On Ilha de Mare, an island with several quilombos off the coast of Salvador, in northeast Brazil, this chance to be counted is one step in a political transformation for which local organisers have long been fighting.
“Being part of the census is a strategy for us, a strategy for resistance and change,” said 52-year-old Marizelha Carlos Lopes, a local activist and fisherwoman on the island, where 93 percent of people identify as Black. “One of our objectives is to escape an intentional invisibility.”
Her friend Eliete Paraguassu, 42, is mounting another front in the strategy.
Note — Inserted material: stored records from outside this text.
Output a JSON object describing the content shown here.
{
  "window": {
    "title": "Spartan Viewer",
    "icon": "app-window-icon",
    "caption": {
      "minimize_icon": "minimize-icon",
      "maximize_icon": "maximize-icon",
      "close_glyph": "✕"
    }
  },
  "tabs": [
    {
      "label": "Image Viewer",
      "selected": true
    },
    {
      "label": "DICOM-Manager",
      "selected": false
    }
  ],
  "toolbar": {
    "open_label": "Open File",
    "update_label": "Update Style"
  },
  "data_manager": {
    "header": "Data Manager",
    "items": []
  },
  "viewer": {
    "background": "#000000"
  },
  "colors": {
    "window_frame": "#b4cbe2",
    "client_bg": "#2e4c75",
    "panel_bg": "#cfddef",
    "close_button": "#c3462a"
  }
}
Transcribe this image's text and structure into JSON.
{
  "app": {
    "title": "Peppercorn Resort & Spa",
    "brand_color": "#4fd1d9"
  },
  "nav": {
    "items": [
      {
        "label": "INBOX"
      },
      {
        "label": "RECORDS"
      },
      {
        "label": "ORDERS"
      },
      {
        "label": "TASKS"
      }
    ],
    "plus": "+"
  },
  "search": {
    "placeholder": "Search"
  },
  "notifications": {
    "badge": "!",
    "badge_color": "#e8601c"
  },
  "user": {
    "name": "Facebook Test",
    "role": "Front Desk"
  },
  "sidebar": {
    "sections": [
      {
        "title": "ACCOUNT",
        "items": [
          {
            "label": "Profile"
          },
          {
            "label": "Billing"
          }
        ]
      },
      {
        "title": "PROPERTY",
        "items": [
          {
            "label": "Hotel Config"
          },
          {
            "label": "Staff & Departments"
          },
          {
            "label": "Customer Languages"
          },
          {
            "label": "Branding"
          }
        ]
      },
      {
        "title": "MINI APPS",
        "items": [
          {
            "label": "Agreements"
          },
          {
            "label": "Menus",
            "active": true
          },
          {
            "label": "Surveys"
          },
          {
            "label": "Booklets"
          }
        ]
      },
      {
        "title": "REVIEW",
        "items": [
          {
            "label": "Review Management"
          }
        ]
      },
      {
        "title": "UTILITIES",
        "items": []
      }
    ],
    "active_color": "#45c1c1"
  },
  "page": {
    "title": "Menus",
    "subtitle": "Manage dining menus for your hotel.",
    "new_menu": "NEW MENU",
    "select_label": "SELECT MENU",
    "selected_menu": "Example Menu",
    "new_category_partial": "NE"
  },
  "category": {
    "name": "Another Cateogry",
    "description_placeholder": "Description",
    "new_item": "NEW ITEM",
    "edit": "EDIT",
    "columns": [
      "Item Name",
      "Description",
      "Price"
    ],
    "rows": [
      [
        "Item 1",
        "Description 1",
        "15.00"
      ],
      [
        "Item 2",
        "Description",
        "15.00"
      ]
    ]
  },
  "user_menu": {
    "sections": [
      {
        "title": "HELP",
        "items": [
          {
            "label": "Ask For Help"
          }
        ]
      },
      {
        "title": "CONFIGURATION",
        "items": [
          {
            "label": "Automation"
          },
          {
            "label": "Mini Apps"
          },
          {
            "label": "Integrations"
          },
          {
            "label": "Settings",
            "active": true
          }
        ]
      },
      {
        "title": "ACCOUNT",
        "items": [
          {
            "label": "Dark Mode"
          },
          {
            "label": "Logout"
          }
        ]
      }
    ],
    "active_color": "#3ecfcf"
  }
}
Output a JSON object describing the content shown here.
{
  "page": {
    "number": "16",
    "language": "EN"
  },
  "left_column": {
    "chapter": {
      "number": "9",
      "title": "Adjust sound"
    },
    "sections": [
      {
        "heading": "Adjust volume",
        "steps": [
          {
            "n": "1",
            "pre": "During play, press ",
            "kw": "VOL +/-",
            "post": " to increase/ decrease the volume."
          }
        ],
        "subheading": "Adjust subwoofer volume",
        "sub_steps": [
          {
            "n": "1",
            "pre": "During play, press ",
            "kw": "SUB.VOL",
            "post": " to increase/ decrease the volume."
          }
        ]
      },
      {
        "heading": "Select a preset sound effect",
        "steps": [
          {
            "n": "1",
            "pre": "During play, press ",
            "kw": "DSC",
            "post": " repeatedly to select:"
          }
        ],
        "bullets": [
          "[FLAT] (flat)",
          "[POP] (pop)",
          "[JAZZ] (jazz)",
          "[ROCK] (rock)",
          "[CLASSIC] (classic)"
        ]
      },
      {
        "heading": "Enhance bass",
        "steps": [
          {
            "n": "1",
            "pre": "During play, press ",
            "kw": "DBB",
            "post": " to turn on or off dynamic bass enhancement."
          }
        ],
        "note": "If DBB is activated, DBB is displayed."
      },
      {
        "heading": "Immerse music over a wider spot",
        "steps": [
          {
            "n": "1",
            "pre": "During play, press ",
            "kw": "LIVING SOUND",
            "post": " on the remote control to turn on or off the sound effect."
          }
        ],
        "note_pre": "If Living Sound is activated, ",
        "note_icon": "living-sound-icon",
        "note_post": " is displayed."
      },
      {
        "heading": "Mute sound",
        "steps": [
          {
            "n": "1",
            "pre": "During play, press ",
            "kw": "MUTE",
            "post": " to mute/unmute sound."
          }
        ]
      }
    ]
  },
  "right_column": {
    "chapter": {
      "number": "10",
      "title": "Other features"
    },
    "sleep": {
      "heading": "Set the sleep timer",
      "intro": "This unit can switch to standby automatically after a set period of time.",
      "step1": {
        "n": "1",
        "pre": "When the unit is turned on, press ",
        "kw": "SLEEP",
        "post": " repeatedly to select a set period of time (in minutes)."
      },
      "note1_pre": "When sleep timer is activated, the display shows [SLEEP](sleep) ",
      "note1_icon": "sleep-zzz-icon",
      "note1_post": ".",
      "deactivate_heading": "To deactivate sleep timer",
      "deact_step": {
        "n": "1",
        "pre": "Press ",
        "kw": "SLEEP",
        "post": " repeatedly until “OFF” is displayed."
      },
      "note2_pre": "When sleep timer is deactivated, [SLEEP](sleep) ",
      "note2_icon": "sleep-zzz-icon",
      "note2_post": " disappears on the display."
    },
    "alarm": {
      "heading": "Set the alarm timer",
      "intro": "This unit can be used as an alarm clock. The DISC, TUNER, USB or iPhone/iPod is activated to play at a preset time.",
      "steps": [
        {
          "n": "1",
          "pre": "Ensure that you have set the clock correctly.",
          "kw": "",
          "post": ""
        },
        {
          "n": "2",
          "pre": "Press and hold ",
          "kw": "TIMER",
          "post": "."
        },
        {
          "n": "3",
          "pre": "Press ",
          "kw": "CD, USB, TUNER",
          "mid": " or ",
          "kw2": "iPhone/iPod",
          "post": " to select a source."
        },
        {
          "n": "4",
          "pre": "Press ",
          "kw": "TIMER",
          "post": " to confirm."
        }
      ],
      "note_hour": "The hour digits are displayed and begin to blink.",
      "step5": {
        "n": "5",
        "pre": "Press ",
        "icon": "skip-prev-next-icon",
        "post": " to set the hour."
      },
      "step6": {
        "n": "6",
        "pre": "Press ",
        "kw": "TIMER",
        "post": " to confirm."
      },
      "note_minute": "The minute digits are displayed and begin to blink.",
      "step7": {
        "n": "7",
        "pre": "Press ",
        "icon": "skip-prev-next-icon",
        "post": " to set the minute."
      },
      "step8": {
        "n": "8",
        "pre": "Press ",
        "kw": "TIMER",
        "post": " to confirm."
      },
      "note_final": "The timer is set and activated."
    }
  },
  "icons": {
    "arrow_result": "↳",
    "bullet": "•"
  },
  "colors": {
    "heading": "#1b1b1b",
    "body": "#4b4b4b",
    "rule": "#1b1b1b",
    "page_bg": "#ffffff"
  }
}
She is the first woman from the island campaigning for a spot in the Bahia state legislature – one of a record number of Black candidates running for state and federal office in Brazil in this October’s elections.
Together, Brazil’s updated census and the rising number of Black candidates are part of a slow reckoning with centuries of slavery that ended only in 1888, making Brazil the last country in the world to abolish the practice.
Quilombos were formed over centuries by enslaved people who escaped forced labour to create isolated, self-subsistence communities in remote forests and mountain ranges or on islands like Ilha de Mare.
Quilombo residents now hope that a proper count of their numbers and more elected voices will open the door to improved social services and guarantees of rights for people and places long left off official maps.
National quilombo association CONAQ has identified nearly 6,000 quilombo territories.
CONAQ head Antonio Joao Mendes said government recognition of the communities gained steam under former President Luiz Inacio Lula da Silva two decades ago, when the communities won more formal land rights and support for cultural programmes.
Lula’s presidential candidacy this year presents a stark contrast, Mendes said, with incumbent President Jair Bolsonaro, who has dismantled many of those programmes and slowed the recognition of additional quilombos.
Bolsonaro was fined 50,000 Brazilian reis ($10,000) in 2017 for insulting quilombo residents, saying “they do nothing” and are “not even good for procreating”. An appeals court threw out the case because he was a federal lawmaker at the time.